As part of its strategy to contain the spread of Covid-19, the government has extended the ongoing lockdown till May 16. During this time, all inter-district bus, launch and train services will remain suspended. However, the administration will allow public transport to operate within the cities and districts from May 6.
We believe that lockdown is the only way to address the transmission of Covid-19 and rein in the pandemic, but the way we have gone about the business so far has been at best halfhearted, if not warped. While public transport has been off the streets, private vehicles have not. In the first stages of the lockdown, before April 14, public offices were closed, but not private ones. Later on, all offices were closed except essential services, and restaurants and factories were allowed to operate as well, but no directives were given on how the workers in these industries are meant to reach their workplaces without public transportation. It would have been judicious if government transport could run with health caveats imposed and enforced strictly.

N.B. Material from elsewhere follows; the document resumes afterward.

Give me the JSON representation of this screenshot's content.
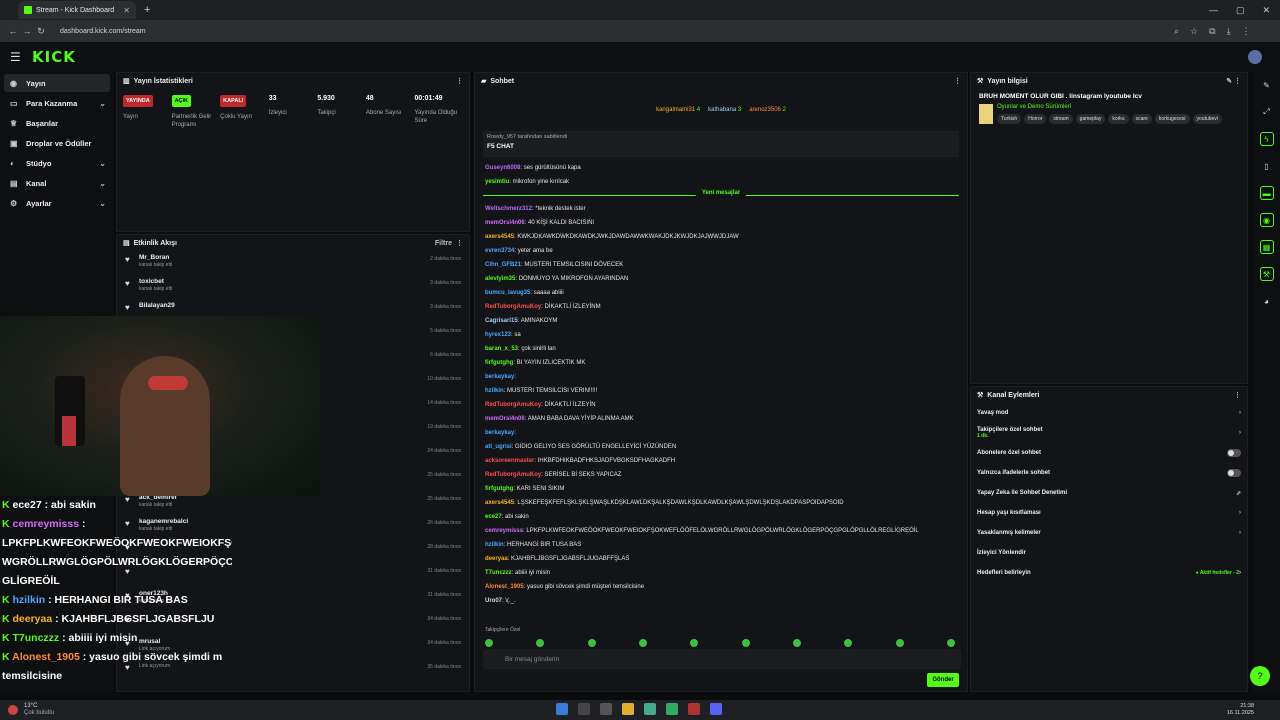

Understandably, this transport-suspension measure is intended to prevent the coronavirus affecting the outlying areas of the country, which so far have remained relatively free from the pandemic. However, the two Eid festivals are when there is a large exodus of people from Dhaka to other parts of the country and vice versa, although the inflow into Dhaka is not as high as the outflow. We, therefore, wonder if the administration would be able to prevent people from moving out of the workplace towards home, albeit for three days. Given the fact that intra-district buses will be allowed to operate, people will district-hop to reach home. While ordinary people will have to pay through their noses, the transport owners will make hay by charging them at their will, which they do during these festivals. With rail and launch services also suspended, it is possible that all hell will break loose on the streets.
While we appreciate the intention of the government in suspending long range public transport, the suspension is likely to be circumvented by innovative travellers. The government will therefore have to take into account such possibilities and be equally innovative in their approach to stopping people from spreading the virus to the villages.